INSTRUCTIONS FOR THE TASK
Write out the full set of records exactly. Any pictures in them do not belong in the copy.

*** GIVEN INFORMATION ***

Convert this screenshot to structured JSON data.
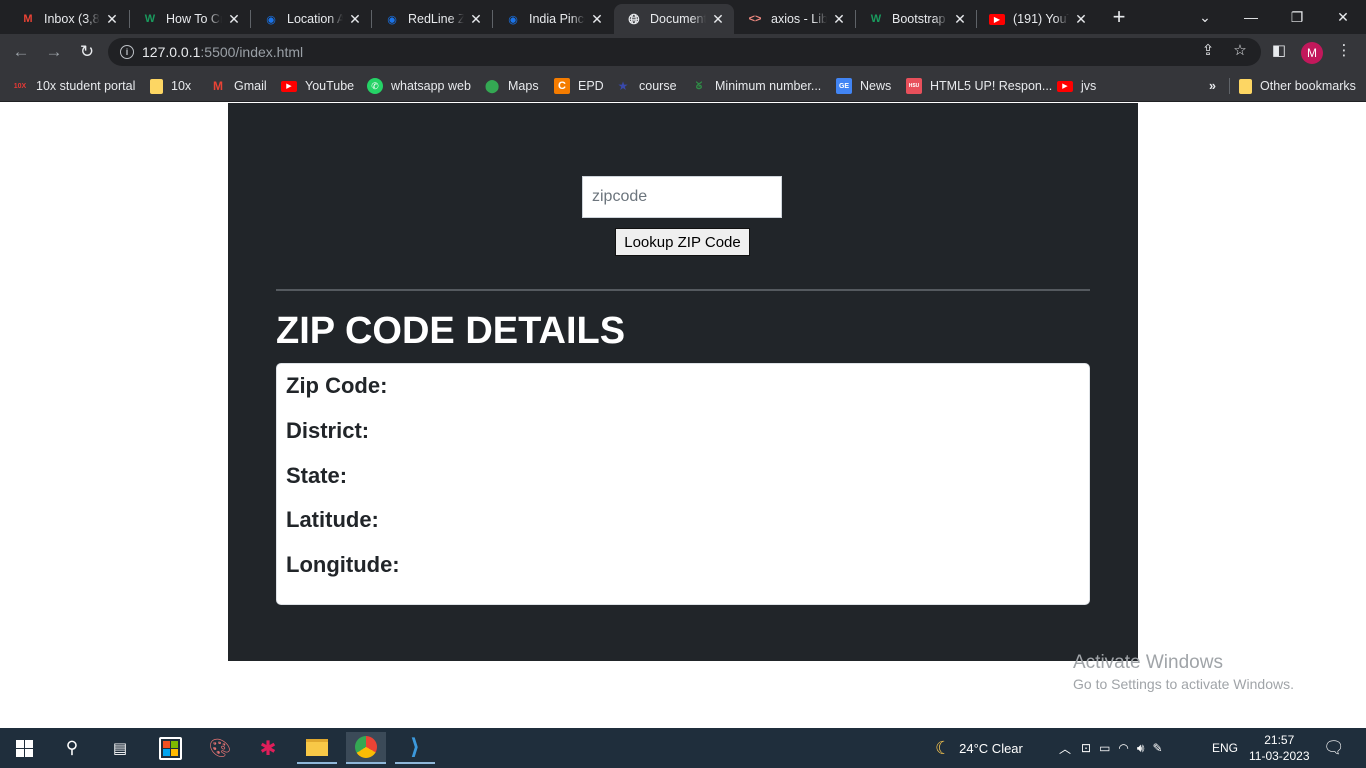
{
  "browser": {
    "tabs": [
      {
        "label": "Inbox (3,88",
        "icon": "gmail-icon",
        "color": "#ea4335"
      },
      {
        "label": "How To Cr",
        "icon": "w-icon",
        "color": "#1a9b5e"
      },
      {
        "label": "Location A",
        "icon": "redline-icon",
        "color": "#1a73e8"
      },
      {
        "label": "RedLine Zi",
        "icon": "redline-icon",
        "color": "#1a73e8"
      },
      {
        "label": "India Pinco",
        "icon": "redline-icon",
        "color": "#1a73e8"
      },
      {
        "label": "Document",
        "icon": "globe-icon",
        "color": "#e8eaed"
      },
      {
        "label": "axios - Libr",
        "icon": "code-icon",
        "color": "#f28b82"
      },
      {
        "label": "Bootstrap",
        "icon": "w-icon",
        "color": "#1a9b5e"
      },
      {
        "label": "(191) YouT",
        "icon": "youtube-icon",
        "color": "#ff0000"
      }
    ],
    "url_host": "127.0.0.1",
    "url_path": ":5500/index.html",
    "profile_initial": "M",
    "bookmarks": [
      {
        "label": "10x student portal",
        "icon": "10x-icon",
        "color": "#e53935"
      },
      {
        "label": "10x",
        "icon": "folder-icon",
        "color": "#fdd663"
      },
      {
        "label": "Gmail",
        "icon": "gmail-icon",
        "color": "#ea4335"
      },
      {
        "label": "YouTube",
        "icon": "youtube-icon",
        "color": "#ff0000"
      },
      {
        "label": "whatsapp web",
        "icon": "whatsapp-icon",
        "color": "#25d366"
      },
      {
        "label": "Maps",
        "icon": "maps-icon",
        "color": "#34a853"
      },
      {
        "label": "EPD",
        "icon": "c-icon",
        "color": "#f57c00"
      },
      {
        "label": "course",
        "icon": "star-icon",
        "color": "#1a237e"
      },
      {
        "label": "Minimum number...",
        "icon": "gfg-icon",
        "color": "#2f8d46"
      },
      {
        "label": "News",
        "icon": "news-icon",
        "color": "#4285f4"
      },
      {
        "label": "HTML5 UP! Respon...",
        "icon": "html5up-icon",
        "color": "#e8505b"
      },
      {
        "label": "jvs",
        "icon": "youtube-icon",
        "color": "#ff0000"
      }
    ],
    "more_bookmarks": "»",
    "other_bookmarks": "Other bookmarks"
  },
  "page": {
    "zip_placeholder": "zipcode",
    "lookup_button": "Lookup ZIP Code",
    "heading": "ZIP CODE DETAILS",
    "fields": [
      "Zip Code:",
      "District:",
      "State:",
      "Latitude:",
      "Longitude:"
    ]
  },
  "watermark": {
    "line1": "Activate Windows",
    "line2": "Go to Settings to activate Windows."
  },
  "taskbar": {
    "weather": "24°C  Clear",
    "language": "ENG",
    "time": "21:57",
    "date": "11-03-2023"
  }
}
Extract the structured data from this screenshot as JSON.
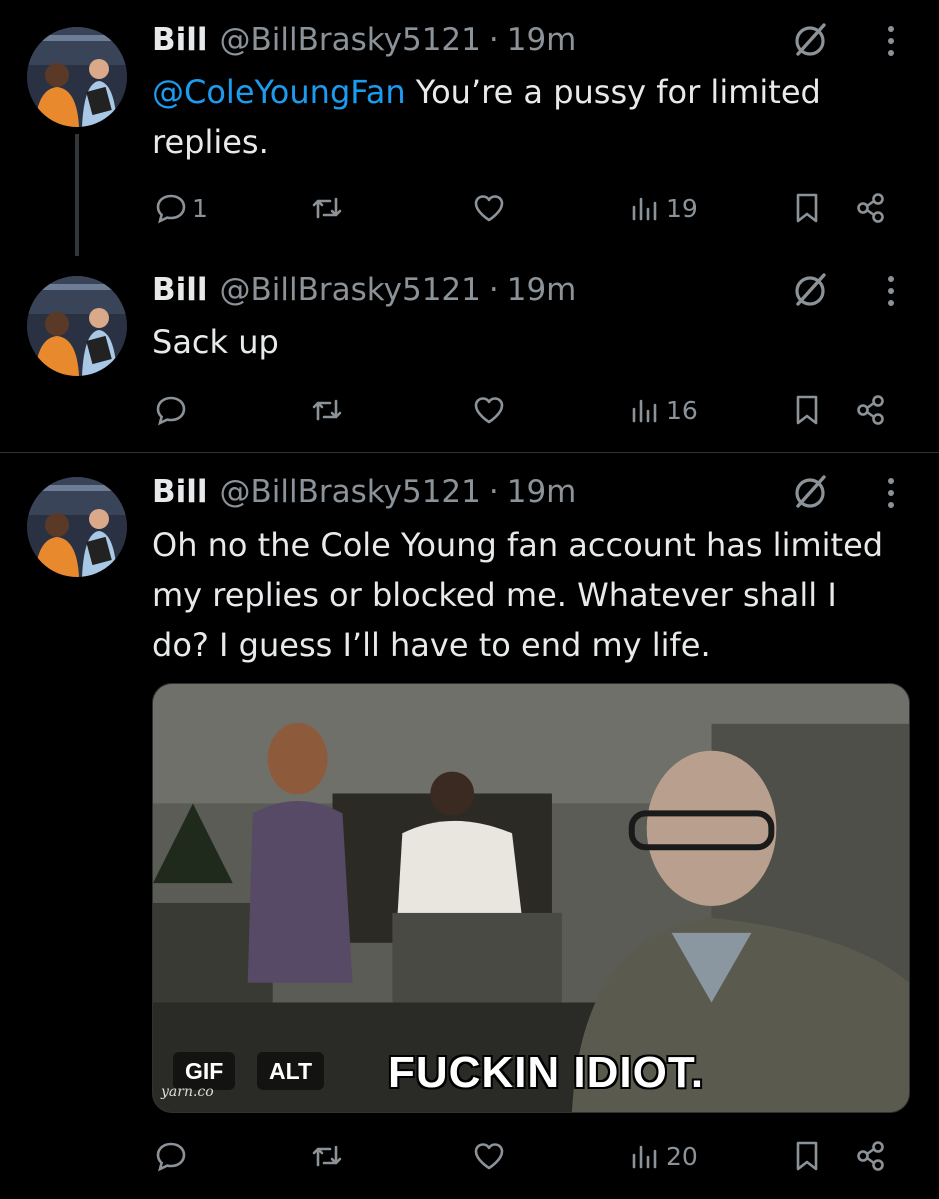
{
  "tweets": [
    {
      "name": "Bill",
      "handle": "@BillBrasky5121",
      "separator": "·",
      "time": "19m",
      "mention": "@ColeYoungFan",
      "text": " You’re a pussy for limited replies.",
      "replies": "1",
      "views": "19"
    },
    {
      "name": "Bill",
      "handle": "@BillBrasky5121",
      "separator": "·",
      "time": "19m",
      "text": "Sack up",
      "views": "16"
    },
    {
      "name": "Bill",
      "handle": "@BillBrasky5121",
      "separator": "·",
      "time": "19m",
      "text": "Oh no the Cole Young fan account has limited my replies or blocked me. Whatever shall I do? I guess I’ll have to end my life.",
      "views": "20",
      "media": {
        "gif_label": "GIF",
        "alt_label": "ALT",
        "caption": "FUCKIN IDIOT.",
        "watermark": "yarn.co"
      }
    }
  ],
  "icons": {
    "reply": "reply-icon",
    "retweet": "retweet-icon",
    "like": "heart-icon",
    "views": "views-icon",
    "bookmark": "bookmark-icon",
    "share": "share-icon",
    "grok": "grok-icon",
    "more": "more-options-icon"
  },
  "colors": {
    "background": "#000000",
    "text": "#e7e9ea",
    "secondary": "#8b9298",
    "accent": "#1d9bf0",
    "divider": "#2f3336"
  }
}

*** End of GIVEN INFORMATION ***

RESPONSE TO THIS TASK
Convert this screenshot to structured JSON data.
{
  "browser": {
    "tabs": [
      {
        "label": "Inbox (3,88",
        "icon": "gmail-icon",
        "color": "#ea4335"
      },
      {
        "label": "How To Cr",
        "icon": "w-icon",
        "color": "#1a9b5e"
      },
      {
        "label": "Location A",
        "icon": "redline-icon",
        "color": "#1a73e8"
      },
      {
        "label": "RedLine Zi",
        "icon": "redline-icon",
        "color": "#1a73e8"
      },
      {
        "label": "India Pinco",
        "icon": "redline-icon",
        "color": "#1a73e8"
      },
      {
        "label": "Document",
        "icon": "globe-icon",
        "color": "#e8eaed"
      },
      {
        "label": "axios - Libr",
        "icon": "code-icon",
        "color": "#f28b82"
      },
      {
        "label": "Bootstrap",
        "icon": "w-icon",
        "color": "#1a9b5e"
      },
      {
        "label": "(191) YouT",
        "icon": "youtube-icon",
        "color": "#ff0000"
      }
    ],
    "url_host": "127.0.0.1",
    "url_path": ":5500/index.html",
    "profile_initial": "M",
    "bookmarks": [
      {
        "label": "10x student portal",
        "icon": "10x-icon",
        "color": "#e53935"
      },
      {
        "label": "10x",
        "icon": "folder-icon",
        "color": "#fdd663"
      },
      {
        "label": "Gmail",
        "icon": "gmail-icon",
        "color": "#ea4335"
      },
      {
        "label": "YouTube",
        "icon": "youtube-icon",
        "color": "#ff0000"
      },
      {
        "label": "whatsapp web",
        "icon": "whatsapp-icon",
        "color": "#25d366"
      },
      {
        "label": "Maps",
        "icon": "maps-icon",
        "color": "#34a853"
      },
      {
        "label": "EPD",
        "icon": "c-icon",
        "color": "#f57c00"
      },
      {
        "label": "course",
        "icon": "star-icon",
        "color": "#1a237e"
      },
      {
        "label": "Minimum number...",
        "icon": "gfg-icon",
        "color": "#2f8d46"
      },
      {
        "label": "News",
        "icon": "news-icon",
        "color": "#4285f4"
      },
      {
        "label": "HTML5 UP! Respon...",
        "icon": "html5up-icon",
        "color": "#e8505b"
      },
      {
        "label": "jvs",
        "icon": "youtube-icon",
        "color": "#ff0000"
      }
    ],
    "more_bookmarks": "»",
    "other_bookmarks": "Other bookmarks"
  },
  "page": {
    "zip_placeholder": "zipcode",
    "lookup_button": "Lookup ZIP Code",
    "heading": "ZIP CODE DETAILS",
    "fields": [
      "Zip Code:",
      "District:",
      "State:",
      "Latitude:",
      "Longitude:"
    ]
  },
  "watermark": {
    "line1": "Activate Windows",
    "line2": "Go to Settings to activate Windows."
  },
  "taskbar": {
    "weather": "24°C  Clear",
    "language": "ENG",
    "time": "21:57",
    "date": "11-03-2023"
  }
}
Extract the structured data from this screenshot as JSON.
{
  "tweets": [
    {
      "name": "Bill",
      "handle": "@BillBrasky5121",
      "separator": "·",
      "time": "19m",
      "mention": "@ColeYoungFan",
      "text": " You’re a pussy for limited replies.",
      "replies": "1",
      "views": "19"
    },
    {
      "name": "Bill",
      "handle": "@BillBrasky5121",
      "separator": "·",
      "time": "19m",
      "text": "Sack up",
      "views": "16"
    },
    {
      "name": "Bill",
      "handle": "@BillBrasky5121",
      "separator": "·",
      "time": "19m",
      "text": "Oh no the Cole Young fan account has limited my replies or blocked me. Whatever shall I do? I guess I’ll have to end my life.",
      "views": "20",
      "media": {
        "gif_label": "GIF",
        "alt_label": "ALT",
        "caption": "FUCKIN IDIOT.",
        "watermark": "yarn.co"
      }
    }
  ],
  "icons": {
    "reply": "reply-icon",
    "retweet": "retweet-icon",
    "like": "heart-icon",
    "views": "views-icon",
    "bookmark": "bookmark-icon",
    "share": "share-icon",
    "grok": "grok-icon",
    "more": "more-options-icon"
  },
  "colors": {
    "background": "#000000",
    "text": "#e7e9ea",
    "secondary": "#8b9298",
    "accent": "#1d9bf0",
    "divider": "#2f3336"
  }
}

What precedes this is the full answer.